All lines from the entries below that contain the string "computername" should be copied out.

Data records:
··········

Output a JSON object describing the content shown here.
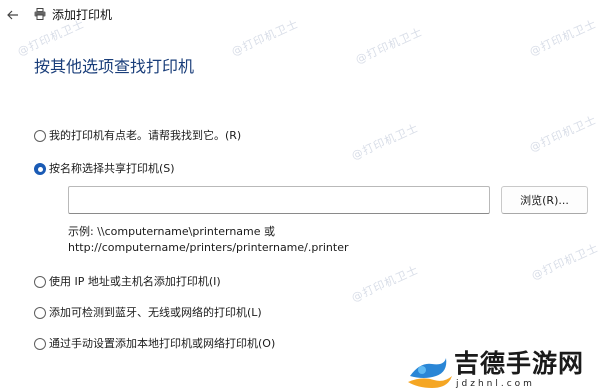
{
  "window": {
    "title": "添加打印机"
  },
  "heading": "按其他选项查找打印机",
  "options": [
    {
      "label": "我的打印机有点老。请帮我找到它。(R)",
      "selected": false
    },
    {
      "label": "按名称选择共享打印机(S)",
      "selected": true
    },
    {
      "label": "使用 IP 地址或主机名添加打印机(I)",
      "selected": false
    },
    {
      "label": "添加可检测到蓝牙、无线或网络的打印机(L)",
      "selected": false
    },
    {
      "label": "通过手动设置添加本地打印机或网络打印机(O)",
      "selected": false
    }
  ],
  "share_input": {
    "value": ""
  },
  "browse_label": "浏览(R)...",
  "example": {
    "line1": "示例: \\\\computername\\printername 或",
    "line2": "http://computername/printers/printername/.printer"
  },
  "watermark": "@打印机卫士",
  "logo": {
    "name": "吉德手游网",
    "domain": "jdzhnl.com"
  },
  "colors": {
    "accent": "#1a5bb5",
    "heading": "#1a3e7a",
    "watermark": "#d9dee8"
  }
}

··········

**RESULT:**
    "line1": "示例: \\\\computername\\printername 或",
    "line2": "http://computername/printers/printername/.printer"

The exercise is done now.